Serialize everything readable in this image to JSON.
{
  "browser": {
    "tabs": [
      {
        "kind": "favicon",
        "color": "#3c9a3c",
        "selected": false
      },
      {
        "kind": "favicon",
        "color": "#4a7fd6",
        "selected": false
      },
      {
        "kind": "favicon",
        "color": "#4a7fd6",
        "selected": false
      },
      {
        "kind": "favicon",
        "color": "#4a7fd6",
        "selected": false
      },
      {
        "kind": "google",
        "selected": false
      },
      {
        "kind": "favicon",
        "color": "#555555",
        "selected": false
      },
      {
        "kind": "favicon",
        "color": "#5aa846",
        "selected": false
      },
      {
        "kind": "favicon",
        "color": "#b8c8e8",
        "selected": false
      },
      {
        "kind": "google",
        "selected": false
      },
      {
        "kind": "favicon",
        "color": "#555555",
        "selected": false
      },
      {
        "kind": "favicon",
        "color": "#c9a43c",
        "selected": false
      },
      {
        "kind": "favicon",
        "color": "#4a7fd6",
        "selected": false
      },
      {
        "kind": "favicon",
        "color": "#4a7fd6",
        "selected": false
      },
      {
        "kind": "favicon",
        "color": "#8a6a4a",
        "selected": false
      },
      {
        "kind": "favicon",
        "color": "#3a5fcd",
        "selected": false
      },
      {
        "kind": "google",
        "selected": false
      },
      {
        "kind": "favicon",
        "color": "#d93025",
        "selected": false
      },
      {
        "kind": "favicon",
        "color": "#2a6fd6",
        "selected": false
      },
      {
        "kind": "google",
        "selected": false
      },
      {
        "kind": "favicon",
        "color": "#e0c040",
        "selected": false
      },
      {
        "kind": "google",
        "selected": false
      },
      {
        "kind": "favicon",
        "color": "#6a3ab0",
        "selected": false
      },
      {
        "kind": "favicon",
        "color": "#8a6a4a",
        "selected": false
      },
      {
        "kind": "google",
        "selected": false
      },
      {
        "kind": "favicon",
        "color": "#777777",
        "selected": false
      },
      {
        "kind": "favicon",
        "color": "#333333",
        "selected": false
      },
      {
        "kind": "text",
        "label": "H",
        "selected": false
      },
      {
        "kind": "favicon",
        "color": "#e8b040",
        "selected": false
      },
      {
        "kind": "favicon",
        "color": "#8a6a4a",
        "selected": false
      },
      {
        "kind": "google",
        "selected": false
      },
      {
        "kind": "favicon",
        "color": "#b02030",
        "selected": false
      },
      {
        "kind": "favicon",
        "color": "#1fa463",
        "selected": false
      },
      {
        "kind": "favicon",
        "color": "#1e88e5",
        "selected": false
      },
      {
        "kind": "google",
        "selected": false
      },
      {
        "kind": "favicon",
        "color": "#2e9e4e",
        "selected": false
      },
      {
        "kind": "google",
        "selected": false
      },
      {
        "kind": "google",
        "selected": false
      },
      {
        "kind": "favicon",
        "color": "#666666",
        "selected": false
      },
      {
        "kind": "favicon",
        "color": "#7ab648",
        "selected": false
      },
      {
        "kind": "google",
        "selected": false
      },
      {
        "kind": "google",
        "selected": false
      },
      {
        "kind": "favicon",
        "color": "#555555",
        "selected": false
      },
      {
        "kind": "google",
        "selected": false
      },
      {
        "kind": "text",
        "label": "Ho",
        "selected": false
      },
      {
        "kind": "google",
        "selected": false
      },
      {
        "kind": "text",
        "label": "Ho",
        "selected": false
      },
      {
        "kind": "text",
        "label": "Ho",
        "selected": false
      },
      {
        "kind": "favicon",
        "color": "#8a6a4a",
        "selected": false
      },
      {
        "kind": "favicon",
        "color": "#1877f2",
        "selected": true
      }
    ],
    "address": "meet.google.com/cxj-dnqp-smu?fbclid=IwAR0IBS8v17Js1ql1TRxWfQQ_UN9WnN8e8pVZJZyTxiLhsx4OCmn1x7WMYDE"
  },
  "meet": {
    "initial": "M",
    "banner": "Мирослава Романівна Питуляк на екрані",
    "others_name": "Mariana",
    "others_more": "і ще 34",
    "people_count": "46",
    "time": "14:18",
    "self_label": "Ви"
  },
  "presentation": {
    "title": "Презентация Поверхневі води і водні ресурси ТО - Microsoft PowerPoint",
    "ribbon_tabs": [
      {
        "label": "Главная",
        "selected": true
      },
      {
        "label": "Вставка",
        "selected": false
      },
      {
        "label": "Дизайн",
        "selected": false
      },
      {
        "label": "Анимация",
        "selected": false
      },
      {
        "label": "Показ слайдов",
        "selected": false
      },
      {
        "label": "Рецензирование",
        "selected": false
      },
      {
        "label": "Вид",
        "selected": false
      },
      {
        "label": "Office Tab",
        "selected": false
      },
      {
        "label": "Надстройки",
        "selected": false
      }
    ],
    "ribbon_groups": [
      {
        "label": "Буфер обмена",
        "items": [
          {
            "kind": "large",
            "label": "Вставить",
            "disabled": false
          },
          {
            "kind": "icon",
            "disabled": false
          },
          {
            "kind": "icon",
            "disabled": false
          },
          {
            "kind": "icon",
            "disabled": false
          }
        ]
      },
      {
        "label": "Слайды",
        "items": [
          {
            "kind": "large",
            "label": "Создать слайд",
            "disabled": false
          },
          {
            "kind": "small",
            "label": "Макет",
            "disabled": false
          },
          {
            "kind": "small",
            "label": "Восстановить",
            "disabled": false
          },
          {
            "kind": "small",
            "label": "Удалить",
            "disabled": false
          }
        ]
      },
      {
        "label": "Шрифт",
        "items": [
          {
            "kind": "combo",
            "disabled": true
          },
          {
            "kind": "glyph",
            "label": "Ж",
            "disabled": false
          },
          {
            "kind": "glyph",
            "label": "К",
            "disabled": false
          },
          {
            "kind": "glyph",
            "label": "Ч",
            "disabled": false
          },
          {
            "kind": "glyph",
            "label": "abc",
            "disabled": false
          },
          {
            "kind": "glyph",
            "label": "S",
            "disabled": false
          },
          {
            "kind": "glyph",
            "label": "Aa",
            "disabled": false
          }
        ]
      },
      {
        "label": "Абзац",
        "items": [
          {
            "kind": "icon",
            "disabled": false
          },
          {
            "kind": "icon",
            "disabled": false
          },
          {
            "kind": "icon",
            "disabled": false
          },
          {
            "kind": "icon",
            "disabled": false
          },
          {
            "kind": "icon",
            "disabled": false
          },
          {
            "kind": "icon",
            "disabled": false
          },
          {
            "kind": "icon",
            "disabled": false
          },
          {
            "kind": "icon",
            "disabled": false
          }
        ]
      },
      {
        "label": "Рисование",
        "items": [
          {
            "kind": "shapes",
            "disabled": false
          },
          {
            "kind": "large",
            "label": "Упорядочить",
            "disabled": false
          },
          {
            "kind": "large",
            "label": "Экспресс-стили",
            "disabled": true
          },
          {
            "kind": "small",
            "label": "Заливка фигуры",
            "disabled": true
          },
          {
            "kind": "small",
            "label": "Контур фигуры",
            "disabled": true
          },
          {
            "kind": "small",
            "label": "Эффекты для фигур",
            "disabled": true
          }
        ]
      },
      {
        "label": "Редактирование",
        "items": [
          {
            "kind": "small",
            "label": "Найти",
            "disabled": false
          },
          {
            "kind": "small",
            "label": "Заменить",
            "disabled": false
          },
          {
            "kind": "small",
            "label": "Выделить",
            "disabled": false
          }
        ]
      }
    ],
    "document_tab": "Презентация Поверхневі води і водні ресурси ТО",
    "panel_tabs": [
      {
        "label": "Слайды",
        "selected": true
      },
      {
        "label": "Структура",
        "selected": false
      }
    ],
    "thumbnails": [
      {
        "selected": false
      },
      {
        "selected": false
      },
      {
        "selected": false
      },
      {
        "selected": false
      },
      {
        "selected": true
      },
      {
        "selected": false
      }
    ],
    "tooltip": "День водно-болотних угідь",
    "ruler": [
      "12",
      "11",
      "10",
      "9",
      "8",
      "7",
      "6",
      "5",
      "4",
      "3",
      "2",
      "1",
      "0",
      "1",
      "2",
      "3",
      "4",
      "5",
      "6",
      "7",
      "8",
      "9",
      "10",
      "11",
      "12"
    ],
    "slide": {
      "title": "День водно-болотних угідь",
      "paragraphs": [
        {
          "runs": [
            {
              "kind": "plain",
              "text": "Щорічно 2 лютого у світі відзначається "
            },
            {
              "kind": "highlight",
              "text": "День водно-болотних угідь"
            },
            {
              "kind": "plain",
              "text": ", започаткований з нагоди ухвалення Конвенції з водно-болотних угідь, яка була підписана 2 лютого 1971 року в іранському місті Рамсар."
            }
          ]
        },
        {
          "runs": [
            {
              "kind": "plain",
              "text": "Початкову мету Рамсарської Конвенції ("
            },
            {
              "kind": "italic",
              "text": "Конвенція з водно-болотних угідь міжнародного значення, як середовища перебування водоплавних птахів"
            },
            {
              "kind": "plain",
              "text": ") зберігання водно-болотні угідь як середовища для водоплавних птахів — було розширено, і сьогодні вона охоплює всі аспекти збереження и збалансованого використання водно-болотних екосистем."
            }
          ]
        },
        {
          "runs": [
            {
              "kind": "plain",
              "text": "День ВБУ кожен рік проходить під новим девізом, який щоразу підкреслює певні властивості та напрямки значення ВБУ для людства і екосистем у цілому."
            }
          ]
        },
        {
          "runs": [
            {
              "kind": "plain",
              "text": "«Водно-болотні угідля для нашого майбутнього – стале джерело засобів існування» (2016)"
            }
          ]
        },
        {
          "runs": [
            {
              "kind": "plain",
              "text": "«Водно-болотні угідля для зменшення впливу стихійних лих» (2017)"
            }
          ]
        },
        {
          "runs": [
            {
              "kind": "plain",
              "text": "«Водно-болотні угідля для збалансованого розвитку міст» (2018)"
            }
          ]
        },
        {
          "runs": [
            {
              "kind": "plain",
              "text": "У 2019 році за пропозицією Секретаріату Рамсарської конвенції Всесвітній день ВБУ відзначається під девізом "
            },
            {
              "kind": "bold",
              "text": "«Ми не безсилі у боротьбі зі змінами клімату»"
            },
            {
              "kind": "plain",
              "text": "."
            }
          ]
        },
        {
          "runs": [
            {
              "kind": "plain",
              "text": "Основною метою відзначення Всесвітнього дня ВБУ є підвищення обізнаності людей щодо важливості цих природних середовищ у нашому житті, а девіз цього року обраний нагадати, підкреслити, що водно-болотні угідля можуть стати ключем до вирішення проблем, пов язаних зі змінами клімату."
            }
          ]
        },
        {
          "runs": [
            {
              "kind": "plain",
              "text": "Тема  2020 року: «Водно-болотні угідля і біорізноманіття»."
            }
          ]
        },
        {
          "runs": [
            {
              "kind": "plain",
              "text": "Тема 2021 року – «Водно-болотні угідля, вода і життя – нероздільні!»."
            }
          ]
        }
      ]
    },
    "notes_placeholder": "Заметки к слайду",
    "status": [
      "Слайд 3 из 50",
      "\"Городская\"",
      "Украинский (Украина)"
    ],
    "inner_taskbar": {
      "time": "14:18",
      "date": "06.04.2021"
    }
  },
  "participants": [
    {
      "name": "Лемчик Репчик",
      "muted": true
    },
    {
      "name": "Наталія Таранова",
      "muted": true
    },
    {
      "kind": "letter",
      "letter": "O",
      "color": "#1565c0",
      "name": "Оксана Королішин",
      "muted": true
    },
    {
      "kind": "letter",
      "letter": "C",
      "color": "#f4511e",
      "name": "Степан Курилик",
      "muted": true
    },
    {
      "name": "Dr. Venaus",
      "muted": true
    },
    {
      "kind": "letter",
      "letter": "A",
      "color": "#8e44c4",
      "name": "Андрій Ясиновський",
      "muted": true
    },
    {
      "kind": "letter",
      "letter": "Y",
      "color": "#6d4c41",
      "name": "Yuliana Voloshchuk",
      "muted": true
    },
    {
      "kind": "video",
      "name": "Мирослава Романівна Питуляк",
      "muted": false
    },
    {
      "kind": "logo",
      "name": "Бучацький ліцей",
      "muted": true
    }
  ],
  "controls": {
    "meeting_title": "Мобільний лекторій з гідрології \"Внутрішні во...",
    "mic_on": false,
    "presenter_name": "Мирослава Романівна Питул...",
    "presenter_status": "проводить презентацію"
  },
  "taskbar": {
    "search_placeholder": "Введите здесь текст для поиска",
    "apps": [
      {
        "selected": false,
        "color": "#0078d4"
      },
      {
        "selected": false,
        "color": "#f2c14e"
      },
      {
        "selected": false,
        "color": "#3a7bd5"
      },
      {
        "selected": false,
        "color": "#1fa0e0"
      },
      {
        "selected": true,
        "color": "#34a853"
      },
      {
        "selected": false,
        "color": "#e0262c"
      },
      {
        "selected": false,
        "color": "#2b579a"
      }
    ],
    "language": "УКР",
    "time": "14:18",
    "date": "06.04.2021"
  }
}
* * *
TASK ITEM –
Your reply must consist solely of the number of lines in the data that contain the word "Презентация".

SOLUTION TO THIS EXERCISE –
2